===== DATA SECTION

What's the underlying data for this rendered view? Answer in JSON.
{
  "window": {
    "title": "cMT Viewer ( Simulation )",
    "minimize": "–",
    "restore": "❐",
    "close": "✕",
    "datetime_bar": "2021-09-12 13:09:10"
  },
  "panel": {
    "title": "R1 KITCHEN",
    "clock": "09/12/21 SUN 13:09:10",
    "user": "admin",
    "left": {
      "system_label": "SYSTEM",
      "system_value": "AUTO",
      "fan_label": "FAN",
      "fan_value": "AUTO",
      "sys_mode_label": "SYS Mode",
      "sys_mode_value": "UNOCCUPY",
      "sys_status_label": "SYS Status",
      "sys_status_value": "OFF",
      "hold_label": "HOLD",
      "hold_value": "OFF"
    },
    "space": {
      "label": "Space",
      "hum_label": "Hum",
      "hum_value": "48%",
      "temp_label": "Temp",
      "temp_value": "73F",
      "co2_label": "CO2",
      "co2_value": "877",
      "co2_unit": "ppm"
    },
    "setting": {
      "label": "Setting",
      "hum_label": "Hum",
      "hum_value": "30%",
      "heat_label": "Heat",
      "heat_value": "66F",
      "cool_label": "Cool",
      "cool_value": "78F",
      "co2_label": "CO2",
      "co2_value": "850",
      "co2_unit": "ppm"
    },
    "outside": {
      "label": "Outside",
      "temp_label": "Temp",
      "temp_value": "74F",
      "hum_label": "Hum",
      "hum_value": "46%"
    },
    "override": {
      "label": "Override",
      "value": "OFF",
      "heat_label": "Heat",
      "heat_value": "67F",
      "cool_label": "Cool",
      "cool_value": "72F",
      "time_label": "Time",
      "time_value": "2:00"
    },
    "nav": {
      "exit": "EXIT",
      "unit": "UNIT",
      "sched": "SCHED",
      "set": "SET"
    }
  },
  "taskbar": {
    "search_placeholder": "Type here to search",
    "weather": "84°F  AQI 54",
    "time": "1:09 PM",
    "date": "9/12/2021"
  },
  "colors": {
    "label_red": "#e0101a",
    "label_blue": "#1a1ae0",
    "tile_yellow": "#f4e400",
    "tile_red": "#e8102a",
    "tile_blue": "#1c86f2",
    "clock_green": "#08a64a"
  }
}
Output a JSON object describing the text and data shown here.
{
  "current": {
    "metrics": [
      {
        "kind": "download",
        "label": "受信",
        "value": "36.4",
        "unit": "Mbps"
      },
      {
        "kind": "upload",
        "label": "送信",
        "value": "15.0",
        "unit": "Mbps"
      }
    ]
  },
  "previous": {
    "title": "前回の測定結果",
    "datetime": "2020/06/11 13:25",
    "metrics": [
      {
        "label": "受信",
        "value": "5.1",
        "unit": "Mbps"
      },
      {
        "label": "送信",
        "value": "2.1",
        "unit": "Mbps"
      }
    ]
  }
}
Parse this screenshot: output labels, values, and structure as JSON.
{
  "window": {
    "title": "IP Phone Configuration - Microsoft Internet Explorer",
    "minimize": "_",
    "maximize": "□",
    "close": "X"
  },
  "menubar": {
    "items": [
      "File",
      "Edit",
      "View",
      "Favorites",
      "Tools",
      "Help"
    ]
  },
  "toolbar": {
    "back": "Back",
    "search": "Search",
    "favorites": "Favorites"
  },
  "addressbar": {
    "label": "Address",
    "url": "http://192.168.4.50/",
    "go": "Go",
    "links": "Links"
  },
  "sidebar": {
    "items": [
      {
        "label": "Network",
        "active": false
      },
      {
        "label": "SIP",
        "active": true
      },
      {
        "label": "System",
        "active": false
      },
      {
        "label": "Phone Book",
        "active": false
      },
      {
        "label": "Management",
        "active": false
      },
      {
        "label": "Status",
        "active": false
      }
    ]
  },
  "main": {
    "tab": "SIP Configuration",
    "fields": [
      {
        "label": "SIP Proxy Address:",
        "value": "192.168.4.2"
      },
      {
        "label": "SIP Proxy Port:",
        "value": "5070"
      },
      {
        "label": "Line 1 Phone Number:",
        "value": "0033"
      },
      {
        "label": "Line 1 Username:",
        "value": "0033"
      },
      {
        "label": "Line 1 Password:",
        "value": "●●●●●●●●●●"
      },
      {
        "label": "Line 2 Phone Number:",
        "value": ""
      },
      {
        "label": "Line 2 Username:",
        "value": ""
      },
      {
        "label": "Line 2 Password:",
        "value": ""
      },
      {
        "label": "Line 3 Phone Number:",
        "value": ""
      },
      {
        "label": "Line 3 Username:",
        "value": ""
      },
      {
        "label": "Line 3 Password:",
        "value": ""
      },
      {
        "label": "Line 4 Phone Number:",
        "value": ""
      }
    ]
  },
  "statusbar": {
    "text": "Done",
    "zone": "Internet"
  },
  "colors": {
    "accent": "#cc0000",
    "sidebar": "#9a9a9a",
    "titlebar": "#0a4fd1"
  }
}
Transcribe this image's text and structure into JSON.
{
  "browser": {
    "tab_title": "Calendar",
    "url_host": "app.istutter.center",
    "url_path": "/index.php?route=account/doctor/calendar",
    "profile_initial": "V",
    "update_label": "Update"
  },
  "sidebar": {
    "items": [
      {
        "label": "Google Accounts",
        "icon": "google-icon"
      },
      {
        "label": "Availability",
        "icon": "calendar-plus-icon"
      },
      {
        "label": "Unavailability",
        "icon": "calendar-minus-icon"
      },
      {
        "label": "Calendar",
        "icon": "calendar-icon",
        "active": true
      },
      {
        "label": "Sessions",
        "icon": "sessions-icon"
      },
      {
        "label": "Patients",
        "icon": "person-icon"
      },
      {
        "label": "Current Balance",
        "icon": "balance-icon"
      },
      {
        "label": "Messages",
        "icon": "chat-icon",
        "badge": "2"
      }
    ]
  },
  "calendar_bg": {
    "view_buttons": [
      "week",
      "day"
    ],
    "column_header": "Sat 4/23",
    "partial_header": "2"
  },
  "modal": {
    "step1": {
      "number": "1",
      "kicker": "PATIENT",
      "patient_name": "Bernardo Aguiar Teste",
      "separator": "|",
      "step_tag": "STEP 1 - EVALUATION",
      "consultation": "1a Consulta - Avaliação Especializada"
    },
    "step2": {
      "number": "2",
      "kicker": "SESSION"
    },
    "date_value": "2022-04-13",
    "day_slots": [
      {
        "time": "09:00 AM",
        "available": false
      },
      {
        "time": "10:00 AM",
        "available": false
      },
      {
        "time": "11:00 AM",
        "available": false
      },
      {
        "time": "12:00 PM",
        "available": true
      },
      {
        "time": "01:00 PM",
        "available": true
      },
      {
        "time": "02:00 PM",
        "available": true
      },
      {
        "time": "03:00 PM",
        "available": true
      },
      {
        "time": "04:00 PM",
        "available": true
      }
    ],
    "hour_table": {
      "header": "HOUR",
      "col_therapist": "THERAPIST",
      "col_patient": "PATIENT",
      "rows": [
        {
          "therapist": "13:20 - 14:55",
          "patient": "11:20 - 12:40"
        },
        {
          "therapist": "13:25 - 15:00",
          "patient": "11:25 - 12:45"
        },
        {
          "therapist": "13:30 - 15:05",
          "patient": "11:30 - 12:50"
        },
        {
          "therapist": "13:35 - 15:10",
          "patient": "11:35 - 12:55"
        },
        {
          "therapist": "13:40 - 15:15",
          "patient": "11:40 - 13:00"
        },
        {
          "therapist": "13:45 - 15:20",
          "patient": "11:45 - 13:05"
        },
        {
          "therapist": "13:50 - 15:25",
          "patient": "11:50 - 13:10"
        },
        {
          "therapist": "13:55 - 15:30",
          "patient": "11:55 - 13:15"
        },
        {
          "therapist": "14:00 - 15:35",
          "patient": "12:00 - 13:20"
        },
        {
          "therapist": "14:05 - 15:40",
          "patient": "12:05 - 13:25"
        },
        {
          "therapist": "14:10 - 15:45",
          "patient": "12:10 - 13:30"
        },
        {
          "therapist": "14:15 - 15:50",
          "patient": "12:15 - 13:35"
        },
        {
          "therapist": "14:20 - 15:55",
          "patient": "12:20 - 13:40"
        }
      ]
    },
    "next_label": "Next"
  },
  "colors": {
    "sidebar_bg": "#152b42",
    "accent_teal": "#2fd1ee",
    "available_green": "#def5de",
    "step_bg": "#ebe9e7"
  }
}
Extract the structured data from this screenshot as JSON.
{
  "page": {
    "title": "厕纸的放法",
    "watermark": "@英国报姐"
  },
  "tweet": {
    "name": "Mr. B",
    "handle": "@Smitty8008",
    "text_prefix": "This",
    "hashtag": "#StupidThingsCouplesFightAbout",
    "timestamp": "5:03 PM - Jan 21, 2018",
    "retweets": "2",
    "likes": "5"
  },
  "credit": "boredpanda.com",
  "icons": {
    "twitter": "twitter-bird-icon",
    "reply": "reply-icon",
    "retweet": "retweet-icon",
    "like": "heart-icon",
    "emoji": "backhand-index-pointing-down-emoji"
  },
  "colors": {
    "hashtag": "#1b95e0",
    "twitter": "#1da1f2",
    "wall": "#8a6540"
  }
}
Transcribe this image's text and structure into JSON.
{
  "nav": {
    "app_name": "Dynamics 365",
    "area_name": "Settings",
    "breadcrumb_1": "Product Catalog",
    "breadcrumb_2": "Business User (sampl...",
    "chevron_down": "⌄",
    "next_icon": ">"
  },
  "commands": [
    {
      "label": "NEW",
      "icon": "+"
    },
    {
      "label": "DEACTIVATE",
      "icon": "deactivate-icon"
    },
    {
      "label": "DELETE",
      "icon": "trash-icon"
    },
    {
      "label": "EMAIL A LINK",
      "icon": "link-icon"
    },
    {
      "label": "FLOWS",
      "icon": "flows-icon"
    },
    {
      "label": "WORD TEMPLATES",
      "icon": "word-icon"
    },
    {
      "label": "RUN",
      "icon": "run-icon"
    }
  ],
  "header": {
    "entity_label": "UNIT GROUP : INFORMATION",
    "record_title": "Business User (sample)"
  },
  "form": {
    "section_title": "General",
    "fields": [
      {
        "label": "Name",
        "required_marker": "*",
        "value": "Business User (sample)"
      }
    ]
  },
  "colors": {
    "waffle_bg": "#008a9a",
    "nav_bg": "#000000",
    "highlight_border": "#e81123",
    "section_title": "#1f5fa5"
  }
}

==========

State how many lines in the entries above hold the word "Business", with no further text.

▶ _REPLY_
3